A column of data can be a member of multiple subsets of data where no significant differences were found. In this case, you will see multiple One-way ANOVA group indicators under that column of the banner on the mean row of your WinCross report. For example, #1#2#3 under a column of data indicates this value is a member of subset 1, subset 2 and subset 3 for that comparison group.

10. Which WinCross statistical/significance test should I use?

This article gives careful treatment to this question.

11. What is the "design effect" / effective sample size in WinCross?

This article discusses how WinCross treats these subjects.

**SAMPLE BALANCING**

1. What is Sample Balancing? Is it the same as rim weighting? Are negative weights possible?

These questions are covered in this article.

**SAMPLE SIZES**

1. How do I determine sample sizes for monadic and paired comparison studies?

This question is covered in this article.

**FIELD WIDTH ERROR**

1. Why do I get a "Field width does not match code values" error?

There is a value wider than the programmed logic. For example, logic of the form **Q2 (1-99)** or **1/5:2 (1-99)**
is in use, but a value larger than 99 was encountered in the data.

**MICROSOFT SURFACE RT**

1. Does WinCross run on Microsoft Surface RT tablet computers?

WinCross is not compatible with the Microsoft Surface RT tablet, though it will run on versions of the Surface that include an option to run a genuine Windows operating system. The Surface 3 tablet is one that provides an option to run genuine Windows.

**HELPFUL DOCUMENTS**

The following documents cover various topics relating to weighted significance testing, and to part-whole comparison of means:

Weighted Data and Significance Testing Tools

Weighted Standard Error and its Impact on Significance Testing (WinCross vs. Quantum & SPSS)

Alternative Approaches to Significance Testing with Weighted Means
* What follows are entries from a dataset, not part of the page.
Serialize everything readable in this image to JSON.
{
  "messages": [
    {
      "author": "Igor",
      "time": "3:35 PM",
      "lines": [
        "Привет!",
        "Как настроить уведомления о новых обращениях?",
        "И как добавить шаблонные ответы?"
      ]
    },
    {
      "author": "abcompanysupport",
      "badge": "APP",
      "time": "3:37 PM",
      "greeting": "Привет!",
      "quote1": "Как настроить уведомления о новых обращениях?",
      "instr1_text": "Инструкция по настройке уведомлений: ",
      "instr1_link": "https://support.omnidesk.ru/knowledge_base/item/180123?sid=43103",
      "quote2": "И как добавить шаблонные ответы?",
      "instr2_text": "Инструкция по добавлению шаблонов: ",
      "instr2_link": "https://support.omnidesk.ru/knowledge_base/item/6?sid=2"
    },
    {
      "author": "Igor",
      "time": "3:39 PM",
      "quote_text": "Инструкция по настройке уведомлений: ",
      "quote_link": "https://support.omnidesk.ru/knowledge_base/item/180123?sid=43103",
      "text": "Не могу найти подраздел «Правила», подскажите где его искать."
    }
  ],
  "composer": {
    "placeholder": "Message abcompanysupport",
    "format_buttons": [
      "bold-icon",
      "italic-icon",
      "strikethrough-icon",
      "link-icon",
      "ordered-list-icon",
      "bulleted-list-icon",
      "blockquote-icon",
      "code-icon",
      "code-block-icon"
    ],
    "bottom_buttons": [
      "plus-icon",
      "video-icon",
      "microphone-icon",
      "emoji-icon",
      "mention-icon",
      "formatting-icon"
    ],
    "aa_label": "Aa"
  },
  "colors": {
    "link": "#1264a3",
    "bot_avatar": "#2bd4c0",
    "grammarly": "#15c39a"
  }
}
An Analysis of WinCross, SPSS, and Mentor Procedures for Estimating the Variance of a Weighted Mean

Part-Whole Comparison of Means